All of the listing should be output exactly, apart from the pictures.

Top of Available data

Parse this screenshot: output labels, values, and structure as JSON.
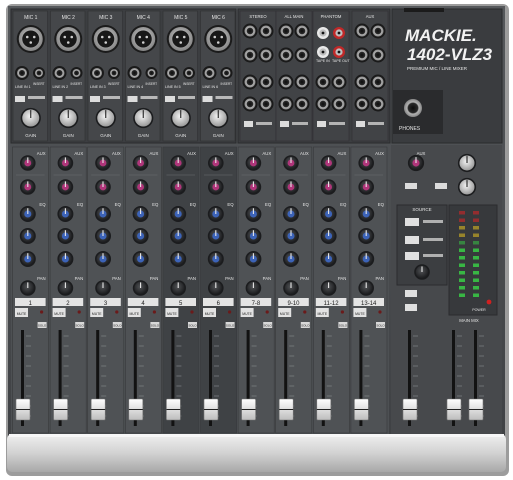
{
  "brand": {
    "name": "MACKIE.",
    "model": "1402-VLZ3",
    "tagline": "PREMIUM MIC / LINE MIXER"
  },
  "colors": {
    "chassis": "#4a4c4f",
    "chassis_dark": "#2e3032",
    "panel_light": "#dcdcdc",
    "aux_knob": "#b0357a",
    "eq_knob": "#3c63b8",
    "green_led": "#39c445",
    "red_led": "#e02525",
    "yellow_led": "#e8c21d"
  },
  "mic_inputs": {
    "labels": [
      "MIC 1",
      "MIC 2",
      "MIC 3",
      "MIC 4",
      "MIC 5",
      "MIC 6"
    ]
  },
  "line_inputs": {
    "labels": [
      "LINE IN 1",
      "LINE IN 2",
      "LINE IN 3",
      "LINE IN 4",
      "LINE IN 5",
      "LINE IN 6"
    ],
    "insert_labels": [
      "INSERT",
      "INSERT",
      "INSERT",
      "INSERT",
      "INSERT",
      "INSERT"
    ],
    "gain_labels": [
      "GAIN",
      "GAIN",
      "GAIN",
      "GAIN",
      "GAIN",
      "GAIN"
    ]
  },
  "stereo_inputs": {
    "headers": [
      "STEREO",
      "ALL MAIN",
      "PHANTOM",
      "AUX"
    ],
    "tape_labels": [
      "TAPE IN",
      "TAPE OUT"
    ],
    "phones_label": "PHONES"
  },
  "channel_strips": {
    "aux_label": "AUX",
    "eq_label": "EQ",
    "pan_label": "PAN",
    "mute_label": "MUTE",
    "solo_label": "SOLO",
    "numbers": [
      "1",
      "2",
      "3",
      "4",
      "5",
      "6",
      "7-8",
      "9-10",
      "11-12",
      "13-14"
    ]
  },
  "master_section": {
    "aux_master_label": "AUX",
    "source_label": "SOURCE",
    "main_mix_label": "MAIN MIX",
    "power_label": "POWER"
  }
}
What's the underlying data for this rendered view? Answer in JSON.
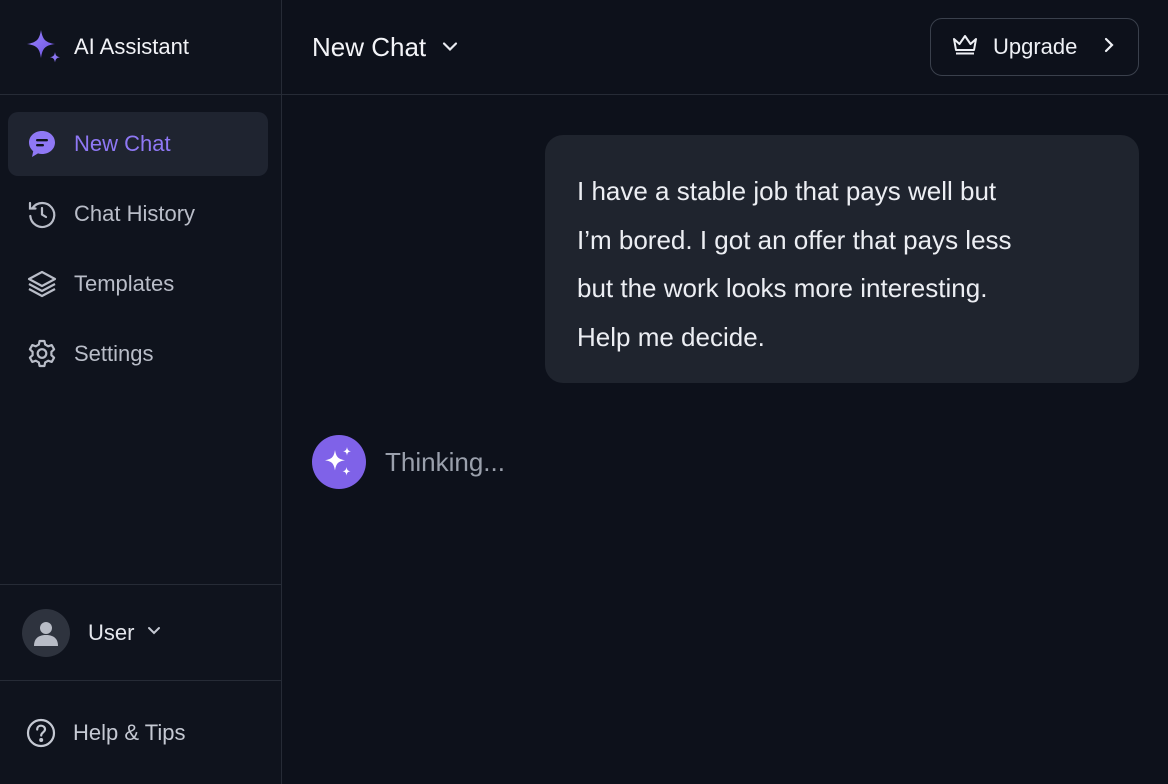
{
  "app": {
    "name": "AI Assistant"
  },
  "sidebar": {
    "items": [
      {
        "label": "New Chat",
        "icon": "chat-bubble-icon",
        "active": true
      },
      {
        "label": "Chat History",
        "icon": "history-icon",
        "active": false
      },
      {
        "label": "Templates",
        "icon": "layers-icon",
        "active": false
      },
      {
        "label": "Settings",
        "icon": "gear-icon",
        "active": false
      }
    ],
    "user": {
      "name": "User"
    },
    "help": {
      "label": "Help & Tips"
    }
  },
  "header": {
    "title": "New Chat",
    "upgrade_label": "Upgrade"
  },
  "conversation": {
    "user_message_lines": [
      "I have a stable job that pays well but",
      "I’m bored. I got an offer that pays less",
      "but the work looks more interesting.",
      "Help me decide."
    ],
    "assistant_status": "Thinking..."
  },
  "colors": {
    "accent": "#8f78f5",
    "assistant_avatar": "#7f62e8",
    "background": "#0d111b",
    "sidebar": "#0f131d",
    "bubble": "#1f242e"
  }
}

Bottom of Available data

**Reply to the task:**
Parse this screenshot: output labels, values, and structure as JSON.
{
  "brand": {
    "name": "MACKIE.",
    "model": "1402-VLZ3",
    "tagline": "PREMIUM MIC / LINE MIXER"
  },
  "colors": {
    "chassis": "#4a4c4f",
    "chassis_dark": "#2e3032",
    "panel_light": "#dcdcdc",
    "aux_knob": "#b0357a",
    "eq_knob": "#3c63b8",
    "green_led": "#39c445",
    "red_led": "#e02525",
    "yellow_led": "#e8c21d"
  },
  "mic_inputs": {
    "labels": [
      "MIC 1",
      "MIC 2",
      "MIC 3",
      "MIC 4",
      "MIC 5",
      "MIC 6"
    ]
  },
  "line_inputs": {
    "labels": [
      "LINE IN 1",
      "LINE IN 2",
      "LINE IN 3",
      "LINE IN 4",
      "LINE IN 5",
      "LINE IN 6"
    ],
    "insert_labels": [
      "INSERT",
      "INSERT",
      "INSERT",
      "INSERT",
      "INSERT",
      "INSERT"
    ],
    "gain_labels": [
      "GAIN",
      "GAIN",
      "GAIN",
      "GAIN",
      "GAIN",
      "GAIN"
    ]
  },
  "stereo_inputs": {
    "headers": [
      "STEREO",
      "ALL MAIN",
      "PHANTOM",
      "AUX"
    ],
    "tape_labels": [
      "TAPE IN",
      "TAPE OUT"
    ],
    "phones_label": "PHONES"
  },
  "channel_strips": {
    "aux_label": "AUX",
    "eq_label": "EQ",
    "pan_label": "PAN",
    "mute_label": "MUTE",
    "solo_label": "SOLO",
    "numbers": [
      "1",
      "2",
      "3",
      "4",
      "5",
      "6",
      "7-8",
      "9-10",
      "11-12",
      "13-14"
    ]
  },
  "master_section": {
    "aux_master_label": "AUX",
    "source_label": "SOURCE",
    "main_mix_label": "MAIN MIX",
    "power_label": "POWER"
  }
}
What's the underlying data for this rendered view? Answer in JSON.
{
  "app": {
    "name": "AI Assistant"
  },
  "sidebar": {
    "items": [
      {
        "label": "New Chat",
        "icon": "chat-bubble-icon",
        "active": true
      },
      {
        "label": "Chat History",
        "icon": "history-icon",
        "active": false
      },
      {
        "label": "Templates",
        "icon": "layers-icon",
        "active": false
      },
      {
        "label": "Settings",
        "icon": "gear-icon",
        "active": false
      }
    ],
    "user": {
      "name": "User"
    },
    "help": {
      "label": "Help & Tips"
    }
  },
  "header": {
    "title": "New Chat",
    "upgrade_label": "Upgrade"
  },
  "conversation": {
    "user_message_lines": [
      "I have a stable job that pays well but",
      "I’m bored. I got an offer that pays less",
      "but the work looks more interesting.",
      "Help me decide."
    ],
    "assistant_status": "Thinking..."
  },
  "colors": {
    "accent": "#8f78f5",
    "assistant_avatar": "#7f62e8",
    "background": "#0d111b",
    "sidebar": "#0f131d",
    "bubble": "#1f242e"
  }
}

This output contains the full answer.